If you are a website owner or SEO specialist, you know how annoying the “not provided” segment of keyword research is. It conceals from us a considerable part of the data we’re seeking, and these days, when almost everyone is somehow involved with Google services, the share of “not provided” data is only growing. Luckily, SEO consultant companies never stop looking for good ways to lock out this part of information, and in our post we are going to give you some bright ideas on how to use Google Analytics’ “not provided” data successfully.
Applying filters in Google Analytics
A famous post by Avinash Kaushik tells us about a great method for extracting information about landing pages for search queries that are hidden in the “not provided” segment.
It suggests creating in Google website analytics software custom filter the main idea of each is to substitute the not provided entry with name of landing page which the user has been referred to. The filter itself should look like this:
What actually is set there is that whenever Google Analytics sees “not provided” as a search query, it should use its landing page address as the name of the search term. As a result, instead of one single entry displaying “not provided,” you will receive a list of the pages users have landed on with all the corresponding information, such as Visits, Bounce Rate, Avg. Time on Site, etc.
Even though you will not know the exact keywords, you will get comprehensive data on the most popular landing pages, which will help you figure out what pages to primarily focus on.
Use the data from Webmaster Tools

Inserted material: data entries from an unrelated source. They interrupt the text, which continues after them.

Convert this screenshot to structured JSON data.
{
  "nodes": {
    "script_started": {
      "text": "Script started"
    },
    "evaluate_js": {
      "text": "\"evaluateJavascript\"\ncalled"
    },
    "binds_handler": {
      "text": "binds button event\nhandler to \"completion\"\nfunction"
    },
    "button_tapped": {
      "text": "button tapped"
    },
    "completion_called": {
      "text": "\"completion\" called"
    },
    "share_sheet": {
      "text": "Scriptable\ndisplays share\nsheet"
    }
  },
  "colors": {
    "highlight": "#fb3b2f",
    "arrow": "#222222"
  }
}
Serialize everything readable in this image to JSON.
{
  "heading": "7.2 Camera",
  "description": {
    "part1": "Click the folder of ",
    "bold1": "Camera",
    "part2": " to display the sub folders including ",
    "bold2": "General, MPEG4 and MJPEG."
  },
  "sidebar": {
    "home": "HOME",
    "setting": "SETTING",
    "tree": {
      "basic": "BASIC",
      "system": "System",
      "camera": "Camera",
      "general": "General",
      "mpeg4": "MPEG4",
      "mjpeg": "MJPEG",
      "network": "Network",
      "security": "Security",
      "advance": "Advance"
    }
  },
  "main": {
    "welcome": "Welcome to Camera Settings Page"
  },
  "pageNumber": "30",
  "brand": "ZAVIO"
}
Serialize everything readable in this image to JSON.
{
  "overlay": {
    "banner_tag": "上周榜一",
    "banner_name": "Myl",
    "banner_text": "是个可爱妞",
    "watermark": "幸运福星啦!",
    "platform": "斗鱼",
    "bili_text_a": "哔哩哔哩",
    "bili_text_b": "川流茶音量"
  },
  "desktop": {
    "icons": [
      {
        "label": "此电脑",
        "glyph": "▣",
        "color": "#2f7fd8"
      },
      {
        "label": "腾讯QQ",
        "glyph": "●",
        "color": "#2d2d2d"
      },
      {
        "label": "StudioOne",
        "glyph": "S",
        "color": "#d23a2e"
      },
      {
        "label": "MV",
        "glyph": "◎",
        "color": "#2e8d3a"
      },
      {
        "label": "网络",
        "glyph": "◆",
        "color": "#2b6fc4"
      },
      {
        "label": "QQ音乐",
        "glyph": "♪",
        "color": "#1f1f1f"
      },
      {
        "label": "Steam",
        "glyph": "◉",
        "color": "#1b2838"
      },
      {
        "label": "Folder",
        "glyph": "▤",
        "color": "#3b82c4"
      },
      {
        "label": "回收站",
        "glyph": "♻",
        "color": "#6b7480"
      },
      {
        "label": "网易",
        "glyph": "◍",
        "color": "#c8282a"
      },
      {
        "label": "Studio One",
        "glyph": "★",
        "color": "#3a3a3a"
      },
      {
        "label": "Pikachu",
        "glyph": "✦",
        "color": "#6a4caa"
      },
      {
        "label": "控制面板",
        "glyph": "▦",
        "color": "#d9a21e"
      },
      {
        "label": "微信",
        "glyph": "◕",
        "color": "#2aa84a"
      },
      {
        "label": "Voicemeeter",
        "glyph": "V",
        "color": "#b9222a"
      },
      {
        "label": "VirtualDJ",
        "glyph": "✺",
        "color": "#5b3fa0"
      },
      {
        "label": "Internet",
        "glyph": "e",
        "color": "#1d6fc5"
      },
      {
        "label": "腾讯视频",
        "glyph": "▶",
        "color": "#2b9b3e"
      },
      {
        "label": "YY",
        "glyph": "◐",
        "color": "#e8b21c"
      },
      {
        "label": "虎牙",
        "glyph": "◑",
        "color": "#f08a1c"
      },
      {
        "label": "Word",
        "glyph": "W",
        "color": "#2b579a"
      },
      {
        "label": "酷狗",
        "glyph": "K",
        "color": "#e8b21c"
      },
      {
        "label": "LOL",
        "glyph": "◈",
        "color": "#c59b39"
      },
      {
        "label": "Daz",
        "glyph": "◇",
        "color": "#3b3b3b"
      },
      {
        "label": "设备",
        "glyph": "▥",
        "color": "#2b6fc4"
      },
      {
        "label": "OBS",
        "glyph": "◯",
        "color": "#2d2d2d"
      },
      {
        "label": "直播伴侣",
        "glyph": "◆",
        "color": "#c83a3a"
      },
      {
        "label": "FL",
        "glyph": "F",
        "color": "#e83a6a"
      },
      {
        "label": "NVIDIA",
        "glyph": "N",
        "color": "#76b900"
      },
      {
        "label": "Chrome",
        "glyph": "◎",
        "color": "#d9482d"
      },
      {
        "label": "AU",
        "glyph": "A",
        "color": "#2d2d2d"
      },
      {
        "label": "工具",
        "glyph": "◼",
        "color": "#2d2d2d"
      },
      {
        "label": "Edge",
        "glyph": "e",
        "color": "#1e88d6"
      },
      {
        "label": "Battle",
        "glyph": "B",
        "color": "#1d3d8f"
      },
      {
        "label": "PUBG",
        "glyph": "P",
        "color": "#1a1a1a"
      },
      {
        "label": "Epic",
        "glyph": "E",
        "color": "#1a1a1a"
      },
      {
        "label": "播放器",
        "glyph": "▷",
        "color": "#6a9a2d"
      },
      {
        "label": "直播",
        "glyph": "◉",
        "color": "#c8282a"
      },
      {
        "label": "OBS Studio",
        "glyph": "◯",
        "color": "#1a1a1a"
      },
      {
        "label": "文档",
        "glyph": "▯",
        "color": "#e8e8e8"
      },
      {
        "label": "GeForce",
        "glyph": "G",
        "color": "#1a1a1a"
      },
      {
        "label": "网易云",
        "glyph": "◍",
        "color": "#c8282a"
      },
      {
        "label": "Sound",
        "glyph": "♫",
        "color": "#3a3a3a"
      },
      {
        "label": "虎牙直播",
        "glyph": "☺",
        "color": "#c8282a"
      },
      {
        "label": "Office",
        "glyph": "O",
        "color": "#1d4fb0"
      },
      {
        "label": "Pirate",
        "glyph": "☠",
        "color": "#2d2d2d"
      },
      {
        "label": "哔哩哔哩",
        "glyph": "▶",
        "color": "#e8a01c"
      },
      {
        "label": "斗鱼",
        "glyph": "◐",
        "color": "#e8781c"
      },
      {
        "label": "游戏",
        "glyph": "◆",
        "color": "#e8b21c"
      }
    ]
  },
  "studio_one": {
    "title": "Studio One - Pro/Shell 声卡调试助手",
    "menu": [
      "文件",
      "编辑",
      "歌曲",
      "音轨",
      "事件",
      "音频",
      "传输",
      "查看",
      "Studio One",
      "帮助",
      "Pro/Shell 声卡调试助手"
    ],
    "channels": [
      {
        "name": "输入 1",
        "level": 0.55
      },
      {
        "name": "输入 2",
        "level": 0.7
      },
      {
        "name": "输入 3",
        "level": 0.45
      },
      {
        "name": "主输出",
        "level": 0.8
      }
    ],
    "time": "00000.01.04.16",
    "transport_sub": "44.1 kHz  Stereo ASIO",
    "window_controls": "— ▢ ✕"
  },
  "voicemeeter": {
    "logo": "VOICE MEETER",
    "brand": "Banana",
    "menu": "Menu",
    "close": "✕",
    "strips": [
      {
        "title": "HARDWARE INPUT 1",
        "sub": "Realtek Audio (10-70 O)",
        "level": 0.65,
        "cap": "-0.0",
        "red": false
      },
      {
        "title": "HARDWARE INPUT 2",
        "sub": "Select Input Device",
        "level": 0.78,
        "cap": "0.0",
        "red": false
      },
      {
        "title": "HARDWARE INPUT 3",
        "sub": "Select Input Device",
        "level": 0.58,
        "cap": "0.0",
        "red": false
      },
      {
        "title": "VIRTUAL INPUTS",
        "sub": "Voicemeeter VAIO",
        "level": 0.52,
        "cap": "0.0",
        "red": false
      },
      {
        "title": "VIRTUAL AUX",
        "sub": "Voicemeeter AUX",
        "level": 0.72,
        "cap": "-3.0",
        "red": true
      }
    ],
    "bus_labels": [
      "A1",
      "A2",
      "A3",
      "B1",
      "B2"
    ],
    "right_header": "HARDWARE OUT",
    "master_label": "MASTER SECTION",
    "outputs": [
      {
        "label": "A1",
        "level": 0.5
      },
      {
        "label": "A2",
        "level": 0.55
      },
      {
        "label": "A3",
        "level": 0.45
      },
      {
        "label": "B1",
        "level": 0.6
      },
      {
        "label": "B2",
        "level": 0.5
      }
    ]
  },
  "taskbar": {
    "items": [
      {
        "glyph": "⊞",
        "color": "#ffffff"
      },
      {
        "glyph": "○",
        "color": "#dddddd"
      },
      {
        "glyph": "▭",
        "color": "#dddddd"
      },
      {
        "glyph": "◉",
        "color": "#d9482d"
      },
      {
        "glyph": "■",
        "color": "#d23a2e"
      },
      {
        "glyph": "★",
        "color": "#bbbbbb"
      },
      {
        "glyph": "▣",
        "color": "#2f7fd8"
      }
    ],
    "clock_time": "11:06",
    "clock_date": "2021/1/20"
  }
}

This Google web analytics tool can also give you some useful data. Navigate to the Traffic menu on the left side of the page and select “Search Queries”. Below the graph, you will find a list of the best performing keywords in terms of the number of times they have been shown in the search results and number of clicks they have received. In this table, you will also be able to check the click through rate for these keywords as well as their average position in the search results.
With a Search Queries report, you will receive a good amount of useful information, which will tell you what keywords are responsible for most of the traffic coming from organic search results. When you know the best keywords for SEO, you can go back to Google Analytics and check whether these words give you the best conversions as well. If not, analyze the Bounce Rate, Avg. Time on Site, and other relevant metrics.
Check AdWords keyword report
This method will require some investment, but for those who are already buying traffic from paid search results, it will be an additional useful feature from AdWords. The thing is that, while Google Analytics doesn’t tell us keywords from not provided segment, in the AdWords report you can actually see the whole data on search queries.
Find in the AdWords menu the Matched Search Queries report. It will show the keyword referring data – what keywords have triggered the ad and what pages have been visited. Of course, results you will get from paid search data can’t be fully applied to the organic search, but nevertheless these two spheres overlap and you will get some hints on how to find keywords for SEO.
Make the use of geographical segmentation
Luckily, we can segment the not provided data by the secondary dimension, for example, geographical location, which, in turn, will help you understand at least from what region such users are coming. To obtain this information, choose Country/Territory (or even City) as a secondary dimension for “not provided” entries.
A final note
Of course, an essential share of a “not provided” segment can be a great issue for website owners who are trying to make the most of Google data in order to improve their businesses. However, there are already several ways how to go about this problem (Webmaster Tools and AdWords reports, filtering the data in Google Analytics), and ever-evolving SEO will surely suggest new methods and approaches.